What is required: Your answer should consist of every line in the records that holds "this".

Excerpted data:
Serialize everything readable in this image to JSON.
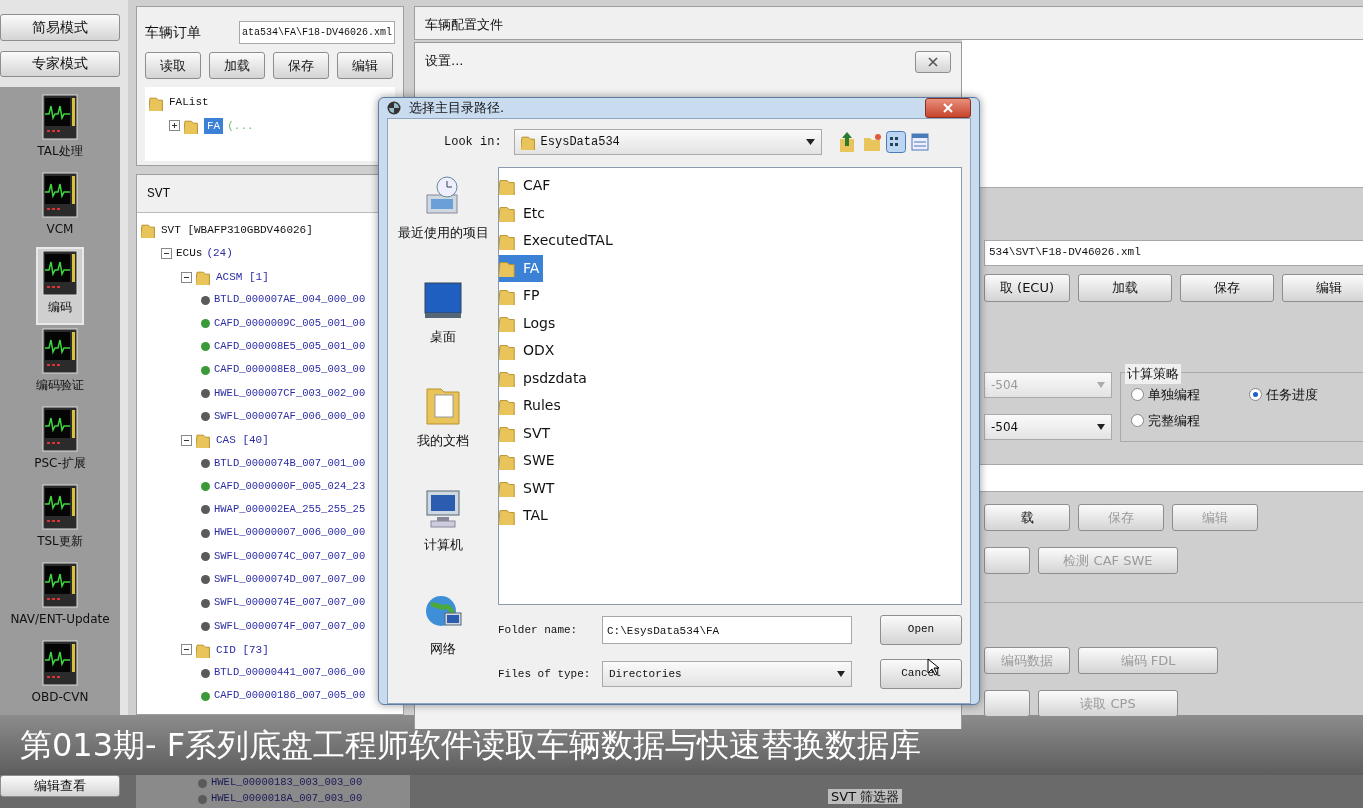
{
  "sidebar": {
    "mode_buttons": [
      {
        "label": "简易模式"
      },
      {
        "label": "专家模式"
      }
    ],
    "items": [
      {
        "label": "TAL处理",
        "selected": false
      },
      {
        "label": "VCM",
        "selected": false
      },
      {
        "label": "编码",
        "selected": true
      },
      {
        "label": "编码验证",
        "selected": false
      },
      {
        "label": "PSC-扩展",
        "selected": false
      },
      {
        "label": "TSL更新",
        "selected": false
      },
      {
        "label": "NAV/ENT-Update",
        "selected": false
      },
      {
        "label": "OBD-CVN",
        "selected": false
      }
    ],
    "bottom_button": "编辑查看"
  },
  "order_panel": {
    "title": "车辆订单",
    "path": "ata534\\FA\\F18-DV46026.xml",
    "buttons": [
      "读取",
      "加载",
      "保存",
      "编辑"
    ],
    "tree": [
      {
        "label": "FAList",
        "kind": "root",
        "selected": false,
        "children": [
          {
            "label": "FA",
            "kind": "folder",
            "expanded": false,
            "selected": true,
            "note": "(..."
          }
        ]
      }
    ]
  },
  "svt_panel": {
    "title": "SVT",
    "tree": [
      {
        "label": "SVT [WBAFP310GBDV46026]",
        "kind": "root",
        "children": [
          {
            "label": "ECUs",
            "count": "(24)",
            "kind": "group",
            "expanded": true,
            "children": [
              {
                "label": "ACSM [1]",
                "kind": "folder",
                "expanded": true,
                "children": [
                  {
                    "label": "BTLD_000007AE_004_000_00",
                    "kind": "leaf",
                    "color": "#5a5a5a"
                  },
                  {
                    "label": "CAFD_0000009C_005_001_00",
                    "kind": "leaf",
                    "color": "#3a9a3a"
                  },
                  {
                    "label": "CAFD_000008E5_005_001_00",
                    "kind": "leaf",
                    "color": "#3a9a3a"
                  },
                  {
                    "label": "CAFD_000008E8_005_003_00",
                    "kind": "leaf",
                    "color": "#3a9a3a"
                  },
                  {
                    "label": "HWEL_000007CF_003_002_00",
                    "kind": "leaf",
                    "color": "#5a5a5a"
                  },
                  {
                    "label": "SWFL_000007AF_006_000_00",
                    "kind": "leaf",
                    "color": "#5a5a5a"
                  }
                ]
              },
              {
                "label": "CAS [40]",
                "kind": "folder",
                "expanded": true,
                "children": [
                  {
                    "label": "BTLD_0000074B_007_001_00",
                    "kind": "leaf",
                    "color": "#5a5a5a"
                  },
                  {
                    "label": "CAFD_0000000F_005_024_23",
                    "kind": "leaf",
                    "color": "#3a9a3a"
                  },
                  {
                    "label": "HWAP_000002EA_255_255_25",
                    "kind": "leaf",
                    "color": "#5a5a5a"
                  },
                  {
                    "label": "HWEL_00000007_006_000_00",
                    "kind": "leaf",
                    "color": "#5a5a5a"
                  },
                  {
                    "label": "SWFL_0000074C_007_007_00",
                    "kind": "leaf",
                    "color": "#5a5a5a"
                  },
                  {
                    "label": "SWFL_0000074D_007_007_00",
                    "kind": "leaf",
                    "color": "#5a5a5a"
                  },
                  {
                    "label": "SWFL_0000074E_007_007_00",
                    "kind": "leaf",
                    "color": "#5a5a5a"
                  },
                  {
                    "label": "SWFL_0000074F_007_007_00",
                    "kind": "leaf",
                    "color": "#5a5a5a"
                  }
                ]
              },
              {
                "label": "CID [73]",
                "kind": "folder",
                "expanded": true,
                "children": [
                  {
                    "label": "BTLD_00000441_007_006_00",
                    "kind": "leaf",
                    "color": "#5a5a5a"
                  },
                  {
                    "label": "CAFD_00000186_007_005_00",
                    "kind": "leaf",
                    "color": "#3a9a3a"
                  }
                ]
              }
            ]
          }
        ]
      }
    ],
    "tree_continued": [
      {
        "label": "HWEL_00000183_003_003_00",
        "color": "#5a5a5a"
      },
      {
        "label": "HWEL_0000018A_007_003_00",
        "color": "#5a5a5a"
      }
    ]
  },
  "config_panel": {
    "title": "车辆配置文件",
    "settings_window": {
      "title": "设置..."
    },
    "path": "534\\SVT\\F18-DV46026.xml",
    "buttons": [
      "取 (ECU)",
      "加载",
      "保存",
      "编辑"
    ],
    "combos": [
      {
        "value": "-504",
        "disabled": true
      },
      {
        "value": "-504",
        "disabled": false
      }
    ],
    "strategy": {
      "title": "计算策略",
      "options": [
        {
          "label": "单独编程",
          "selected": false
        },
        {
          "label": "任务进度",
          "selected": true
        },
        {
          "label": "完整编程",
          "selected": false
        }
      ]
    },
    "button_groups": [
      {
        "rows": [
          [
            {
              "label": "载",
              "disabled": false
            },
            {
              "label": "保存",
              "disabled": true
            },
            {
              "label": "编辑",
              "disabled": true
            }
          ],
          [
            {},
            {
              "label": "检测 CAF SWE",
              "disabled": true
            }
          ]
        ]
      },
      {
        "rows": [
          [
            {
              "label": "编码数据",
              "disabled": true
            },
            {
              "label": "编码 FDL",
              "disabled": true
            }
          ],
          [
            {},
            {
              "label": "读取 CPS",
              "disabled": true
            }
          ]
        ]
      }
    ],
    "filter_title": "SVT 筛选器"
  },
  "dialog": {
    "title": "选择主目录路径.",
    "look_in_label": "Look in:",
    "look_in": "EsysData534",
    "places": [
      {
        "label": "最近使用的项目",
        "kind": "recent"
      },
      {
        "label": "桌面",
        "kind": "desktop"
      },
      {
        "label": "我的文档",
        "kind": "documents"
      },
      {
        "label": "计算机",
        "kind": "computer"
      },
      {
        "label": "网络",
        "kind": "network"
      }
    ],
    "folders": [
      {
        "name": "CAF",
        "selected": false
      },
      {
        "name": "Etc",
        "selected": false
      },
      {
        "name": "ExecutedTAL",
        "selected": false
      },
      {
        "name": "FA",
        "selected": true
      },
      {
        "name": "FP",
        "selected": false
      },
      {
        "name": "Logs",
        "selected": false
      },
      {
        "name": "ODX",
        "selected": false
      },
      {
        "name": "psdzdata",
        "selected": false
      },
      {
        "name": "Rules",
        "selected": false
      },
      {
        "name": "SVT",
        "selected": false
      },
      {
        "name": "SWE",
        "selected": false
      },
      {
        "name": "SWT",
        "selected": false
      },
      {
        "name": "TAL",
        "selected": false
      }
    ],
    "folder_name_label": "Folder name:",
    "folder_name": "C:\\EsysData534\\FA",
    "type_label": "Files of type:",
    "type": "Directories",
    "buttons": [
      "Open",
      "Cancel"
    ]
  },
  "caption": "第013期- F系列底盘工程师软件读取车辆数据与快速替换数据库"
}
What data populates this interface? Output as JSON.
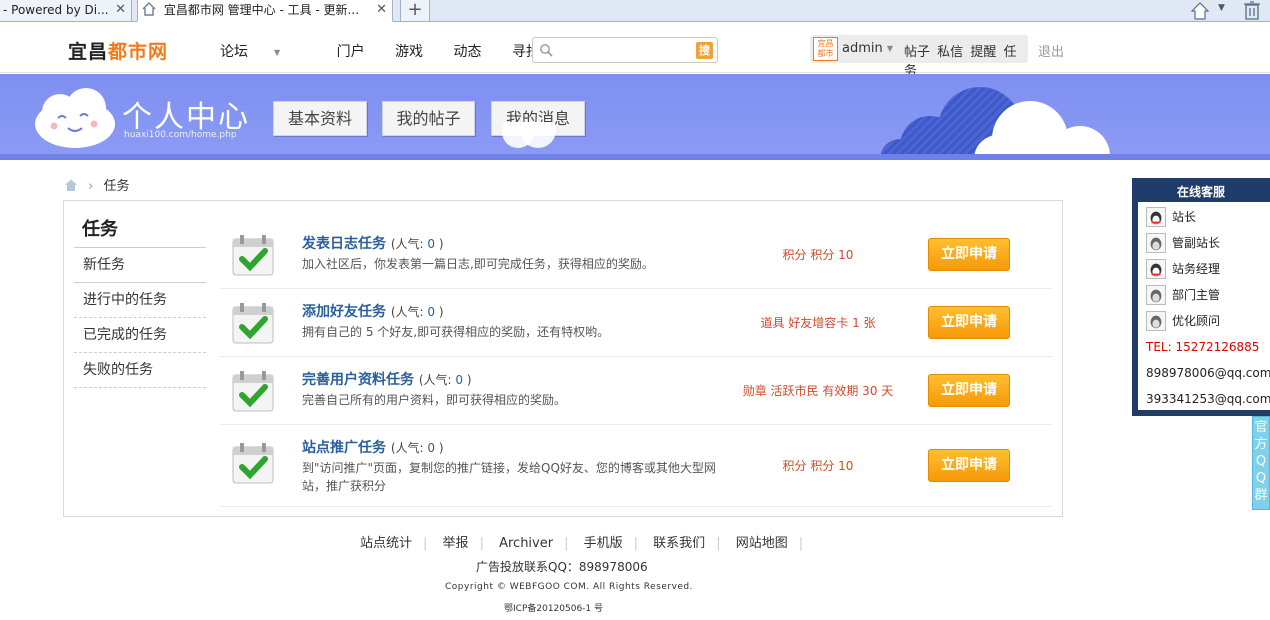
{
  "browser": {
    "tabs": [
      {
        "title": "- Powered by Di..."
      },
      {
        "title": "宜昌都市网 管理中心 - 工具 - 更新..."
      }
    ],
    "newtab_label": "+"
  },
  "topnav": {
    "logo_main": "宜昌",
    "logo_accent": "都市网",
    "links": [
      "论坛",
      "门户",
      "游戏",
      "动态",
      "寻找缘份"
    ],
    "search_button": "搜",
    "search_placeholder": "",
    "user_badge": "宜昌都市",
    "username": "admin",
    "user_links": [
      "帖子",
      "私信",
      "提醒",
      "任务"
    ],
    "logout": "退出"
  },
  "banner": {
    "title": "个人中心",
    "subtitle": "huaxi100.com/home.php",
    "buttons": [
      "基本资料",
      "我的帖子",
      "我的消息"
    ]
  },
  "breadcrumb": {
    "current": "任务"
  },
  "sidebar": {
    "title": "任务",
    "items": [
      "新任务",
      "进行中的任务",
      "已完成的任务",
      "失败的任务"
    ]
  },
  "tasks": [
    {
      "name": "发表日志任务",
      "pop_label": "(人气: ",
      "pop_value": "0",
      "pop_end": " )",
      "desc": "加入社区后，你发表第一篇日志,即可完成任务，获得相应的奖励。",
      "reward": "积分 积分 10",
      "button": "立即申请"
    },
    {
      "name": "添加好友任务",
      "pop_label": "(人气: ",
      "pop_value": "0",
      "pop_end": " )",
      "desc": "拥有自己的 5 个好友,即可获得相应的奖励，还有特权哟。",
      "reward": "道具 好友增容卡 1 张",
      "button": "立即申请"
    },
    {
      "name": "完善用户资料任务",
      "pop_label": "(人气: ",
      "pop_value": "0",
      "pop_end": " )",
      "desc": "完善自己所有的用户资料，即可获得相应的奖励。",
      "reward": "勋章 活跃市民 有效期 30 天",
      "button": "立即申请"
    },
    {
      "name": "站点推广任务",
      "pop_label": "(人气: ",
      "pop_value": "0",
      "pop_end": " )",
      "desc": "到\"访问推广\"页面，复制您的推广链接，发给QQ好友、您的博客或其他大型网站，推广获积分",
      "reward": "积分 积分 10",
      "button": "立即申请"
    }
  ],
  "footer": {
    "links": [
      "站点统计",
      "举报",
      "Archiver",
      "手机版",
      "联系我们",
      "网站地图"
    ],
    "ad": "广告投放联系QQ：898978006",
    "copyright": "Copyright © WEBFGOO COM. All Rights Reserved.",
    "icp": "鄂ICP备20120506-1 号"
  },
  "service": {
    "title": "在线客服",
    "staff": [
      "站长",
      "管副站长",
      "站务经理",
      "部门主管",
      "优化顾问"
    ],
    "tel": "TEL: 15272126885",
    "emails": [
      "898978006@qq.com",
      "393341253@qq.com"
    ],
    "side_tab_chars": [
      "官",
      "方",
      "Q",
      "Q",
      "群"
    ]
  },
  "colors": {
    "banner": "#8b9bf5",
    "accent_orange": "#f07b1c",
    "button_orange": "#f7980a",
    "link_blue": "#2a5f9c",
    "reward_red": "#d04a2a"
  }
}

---

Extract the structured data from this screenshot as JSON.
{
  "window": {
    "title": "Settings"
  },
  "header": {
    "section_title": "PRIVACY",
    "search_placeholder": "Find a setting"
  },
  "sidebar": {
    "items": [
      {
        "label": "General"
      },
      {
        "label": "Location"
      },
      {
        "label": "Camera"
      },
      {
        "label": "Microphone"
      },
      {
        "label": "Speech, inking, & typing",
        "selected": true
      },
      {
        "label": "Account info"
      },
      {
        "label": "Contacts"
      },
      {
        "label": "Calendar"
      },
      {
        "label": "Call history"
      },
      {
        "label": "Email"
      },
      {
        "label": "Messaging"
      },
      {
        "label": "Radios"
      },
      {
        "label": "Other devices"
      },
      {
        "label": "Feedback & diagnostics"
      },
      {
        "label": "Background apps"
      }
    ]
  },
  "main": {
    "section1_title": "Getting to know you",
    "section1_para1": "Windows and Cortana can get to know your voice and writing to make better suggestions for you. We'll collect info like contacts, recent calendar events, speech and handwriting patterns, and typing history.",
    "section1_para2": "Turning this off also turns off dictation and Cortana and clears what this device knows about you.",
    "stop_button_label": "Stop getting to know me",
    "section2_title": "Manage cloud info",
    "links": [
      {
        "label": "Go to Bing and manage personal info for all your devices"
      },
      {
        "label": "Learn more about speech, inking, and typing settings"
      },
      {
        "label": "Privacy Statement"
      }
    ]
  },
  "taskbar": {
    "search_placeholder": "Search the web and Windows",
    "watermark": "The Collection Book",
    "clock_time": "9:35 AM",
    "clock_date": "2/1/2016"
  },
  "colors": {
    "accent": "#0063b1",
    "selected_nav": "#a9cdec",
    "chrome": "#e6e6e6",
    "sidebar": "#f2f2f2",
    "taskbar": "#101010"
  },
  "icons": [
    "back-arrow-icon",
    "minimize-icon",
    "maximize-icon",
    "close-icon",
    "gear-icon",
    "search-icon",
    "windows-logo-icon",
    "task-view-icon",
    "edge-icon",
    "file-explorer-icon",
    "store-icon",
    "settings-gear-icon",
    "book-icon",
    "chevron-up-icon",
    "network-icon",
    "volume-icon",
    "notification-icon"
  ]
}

Answer space:
Serialize everything readable in this image to JSON.
What data populates this interface? Output as JSON.
Extract the structured data from this screenshot as JSON.
    "section1_para2": "Turning this off also turns off dictation and Cortana and clears what this device knows about you.",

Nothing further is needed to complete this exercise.